> [ASSIGNMENT] Keeping pictures out of the copy, restate each record word for word.

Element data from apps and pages

- Opening Delimiter -

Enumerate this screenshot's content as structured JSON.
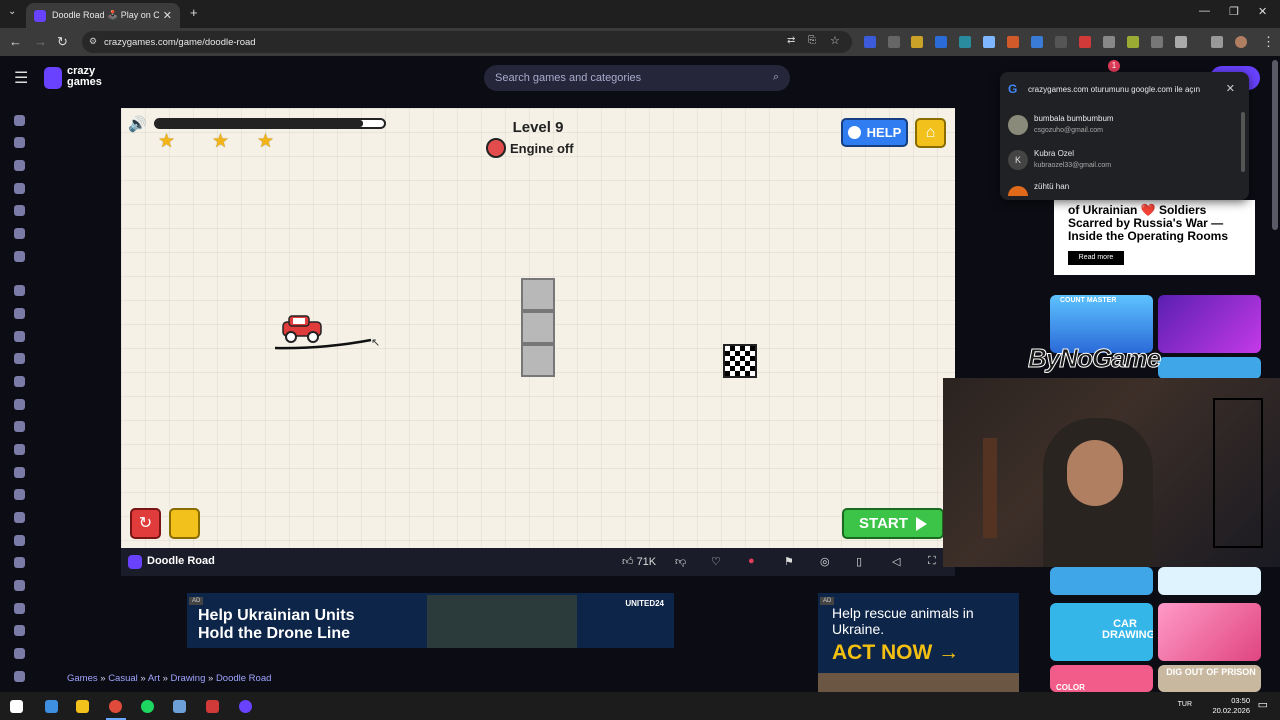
{
  "browser": {
    "tab_title": "Doodle Road 🕹️ Play on CrazyGames",
    "url": "crazygames.com/game/doodle-road"
  },
  "site": {
    "logo_line1": "crazy",
    "logo_line2": "games",
    "search_placeholder": "Search games and categories",
    "notification_count": "1"
  },
  "game": {
    "level": "Level 9",
    "engine_status": "Engine off",
    "help_label": "HELP",
    "start_label": "START",
    "progress_fraction": 0.91,
    "stars": 3
  },
  "gamebar": {
    "title": "Doodle Road",
    "likes": "71K"
  },
  "google_popup": {
    "header": "crazygames.com oturumunu google.com ile açın",
    "accounts": [
      {
        "name": "bumbala bumbumbum",
        "email": "csgozuho@gmail.com",
        "initial": ""
      },
      {
        "name": "Kubra Ozel",
        "email": "kubraozel33@gmail.com",
        "initial": "K"
      },
      {
        "name": "zühtü han",
        "email": "",
        "initial": ""
      }
    ]
  },
  "ads": {
    "tag": "AD",
    "ad1_text": "Help Ukrainian Units Hold the Drone Line",
    "ad1_brand": "UNITED24",
    "ad2_line1": "Help rescue animals in Ukraine.",
    "ad2_cta": "ACT NOW →",
    "ad3_text": "of Ukrainian ❤️ Soldiers Scarred by Russia's War —Inside the Operating Rooms",
    "ad3_button": "Read more"
  },
  "breadcrumb": [
    "Games",
    "Casual",
    "Art",
    "Drawing",
    "Doodle Road"
  ],
  "thumbnails": {
    "count_master": "COUNT MASTER",
    "car_drawing": "CAR DRAWING",
    "color": "COLOR",
    "dig_out": "DIG OUT OF PRISON"
  },
  "overlay": {
    "watermark": "ByNoGame"
  },
  "taskbar": {
    "lang": "TUR",
    "time": "03:50",
    "date": "20.02.2026"
  }
}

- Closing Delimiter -

> [ANSWER TO THE EXERCISE]
Enumerate this screenshot's content as structured JSON.
{
  "browser": {
    "tab_title": "Doodle Road 🕹️ Play on CrazyGames",
    "url": "crazygames.com/game/doodle-road"
  },
  "site": {
    "logo_line1": "crazy",
    "logo_line2": "games",
    "search_placeholder": "Search games and categories",
    "notification_count": "1"
  },
  "game": {
    "level": "Level 9",
    "engine_status": "Engine off",
    "help_label": "HELP",
    "start_label": "START",
    "progress_fraction": 0.91,
    "stars": 3
  },
  "gamebar": {
    "title": "Doodle Road",
    "likes": "71K"
  },
  "google_popup": {
    "header": "crazygames.com oturumunu google.com ile açın",
    "accounts": [
      {
        "name": "bumbala bumbumbum",
        "email": "csgozuho@gmail.com",
        "initial": ""
      },
      {
        "name": "Kubra Ozel",
        "email": "kubraozel33@gmail.com",
        "initial": "K"
      },
      {
        "name": "zühtü han",
        "email": "",
        "initial": ""
      }
    ]
  },
  "ads": {
    "tag": "AD",
    "ad1_text": "Help Ukrainian Units Hold the Drone Line",
    "ad1_brand": "UNITED24",
    "ad2_line1": "Help rescue animals in Ukraine.",
    "ad2_cta": "ACT NOW →",
    "ad3_text": "of Ukrainian ❤️ Soldiers Scarred by Russia's War —Inside the Operating Rooms",
    "ad3_button": "Read more"
  },
  "breadcrumb": [
    "Games",
    "Casual",
    "Art",
    "Drawing",
    "Doodle Road"
  ],
  "thumbnails": {
    "count_master": "COUNT MASTER",
    "car_drawing": "CAR DRAWING",
    "color": "COLOR",
    "dig_out": "DIG OUT OF PRISON"
  },
  "overlay": {
    "watermark": "ByNoGame"
  },
  "taskbar": {
    "lang": "TUR",
    "time": "03:50",
    "date": "20.02.2026"
  }
}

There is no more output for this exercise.